  1. mary t. says:

    This study uses data from 2006:

    59.9% of all births in Texas were publicly funded, 73.8% of unintended births were publicly funded (a still whopping 48.5% of intended births were publicly funded). Publicly funded unintended births cost $1,289,100,000.00–$507,000,00.00 was paid by the state–the rest was federally funded. This means Texas spends over half a billion dollars on unintended pregnancies a year, with the average of each publicly funded pregnancy at $9,728.00. Here is the conclusion of the study:

    “Clearly, the public costs of births following unintended pregnancies are substantial and place a burden on federal and state governments. For that reason, investments in programs and policies to reduce unintended pregnancies not only would enable women and families to meet their childbearing needs, but would produce public savings that would strengthen government finances and the sustainability of the nation’s health care safety-net programs.”
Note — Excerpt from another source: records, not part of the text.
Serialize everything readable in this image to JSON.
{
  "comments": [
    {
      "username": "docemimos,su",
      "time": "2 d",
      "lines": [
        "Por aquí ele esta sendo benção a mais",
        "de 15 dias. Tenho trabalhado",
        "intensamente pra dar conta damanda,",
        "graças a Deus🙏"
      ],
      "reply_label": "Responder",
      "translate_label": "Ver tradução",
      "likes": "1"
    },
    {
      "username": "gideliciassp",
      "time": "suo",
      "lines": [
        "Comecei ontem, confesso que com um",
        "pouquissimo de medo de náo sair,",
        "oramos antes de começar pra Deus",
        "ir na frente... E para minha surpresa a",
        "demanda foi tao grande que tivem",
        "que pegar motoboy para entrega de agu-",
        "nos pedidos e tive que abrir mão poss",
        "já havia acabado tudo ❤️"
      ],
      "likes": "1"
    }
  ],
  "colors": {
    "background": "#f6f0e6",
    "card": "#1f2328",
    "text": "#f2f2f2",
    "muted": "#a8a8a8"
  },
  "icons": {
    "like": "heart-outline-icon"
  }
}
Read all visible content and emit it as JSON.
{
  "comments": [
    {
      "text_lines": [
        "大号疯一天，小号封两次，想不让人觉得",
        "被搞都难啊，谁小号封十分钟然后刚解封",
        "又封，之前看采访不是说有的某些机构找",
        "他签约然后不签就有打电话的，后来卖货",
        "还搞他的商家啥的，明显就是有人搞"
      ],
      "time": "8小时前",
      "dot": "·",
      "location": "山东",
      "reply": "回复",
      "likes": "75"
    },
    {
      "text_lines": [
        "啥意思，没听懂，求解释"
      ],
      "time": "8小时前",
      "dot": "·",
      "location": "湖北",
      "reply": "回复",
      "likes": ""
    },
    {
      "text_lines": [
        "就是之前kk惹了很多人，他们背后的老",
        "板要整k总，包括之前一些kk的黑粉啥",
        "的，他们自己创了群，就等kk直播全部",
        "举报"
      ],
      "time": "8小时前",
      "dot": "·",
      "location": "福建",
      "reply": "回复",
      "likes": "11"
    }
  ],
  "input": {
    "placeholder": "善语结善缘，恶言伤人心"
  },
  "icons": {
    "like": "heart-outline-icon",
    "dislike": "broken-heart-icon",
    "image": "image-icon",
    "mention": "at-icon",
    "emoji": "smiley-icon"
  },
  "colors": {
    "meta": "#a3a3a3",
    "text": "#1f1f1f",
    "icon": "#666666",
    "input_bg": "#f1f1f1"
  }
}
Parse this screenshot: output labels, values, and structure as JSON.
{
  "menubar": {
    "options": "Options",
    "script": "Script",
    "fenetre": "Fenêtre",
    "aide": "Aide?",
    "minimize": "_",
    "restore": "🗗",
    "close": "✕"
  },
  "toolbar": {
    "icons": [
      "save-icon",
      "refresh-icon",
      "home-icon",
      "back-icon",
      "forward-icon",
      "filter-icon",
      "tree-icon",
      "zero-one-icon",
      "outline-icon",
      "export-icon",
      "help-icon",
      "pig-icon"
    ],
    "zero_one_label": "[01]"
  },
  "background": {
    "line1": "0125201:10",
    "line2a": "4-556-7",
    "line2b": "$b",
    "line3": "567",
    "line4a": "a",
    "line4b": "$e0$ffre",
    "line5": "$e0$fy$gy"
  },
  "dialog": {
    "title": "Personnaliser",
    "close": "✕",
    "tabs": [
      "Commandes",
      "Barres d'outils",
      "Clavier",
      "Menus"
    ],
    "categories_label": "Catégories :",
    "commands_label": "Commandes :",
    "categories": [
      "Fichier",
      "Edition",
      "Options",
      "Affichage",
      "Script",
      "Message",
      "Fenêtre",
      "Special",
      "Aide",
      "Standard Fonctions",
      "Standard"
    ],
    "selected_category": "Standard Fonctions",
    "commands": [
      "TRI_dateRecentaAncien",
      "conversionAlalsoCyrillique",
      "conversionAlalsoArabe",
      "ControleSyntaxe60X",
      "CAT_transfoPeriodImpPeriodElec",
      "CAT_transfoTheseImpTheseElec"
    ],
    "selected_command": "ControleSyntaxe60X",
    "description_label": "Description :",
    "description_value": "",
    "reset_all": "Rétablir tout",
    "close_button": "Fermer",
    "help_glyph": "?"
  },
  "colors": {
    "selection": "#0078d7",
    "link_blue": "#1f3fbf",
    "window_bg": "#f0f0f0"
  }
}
    If even a fraction of unintended births in Texas could be prevented, imagine the savings. But that would make too much sense.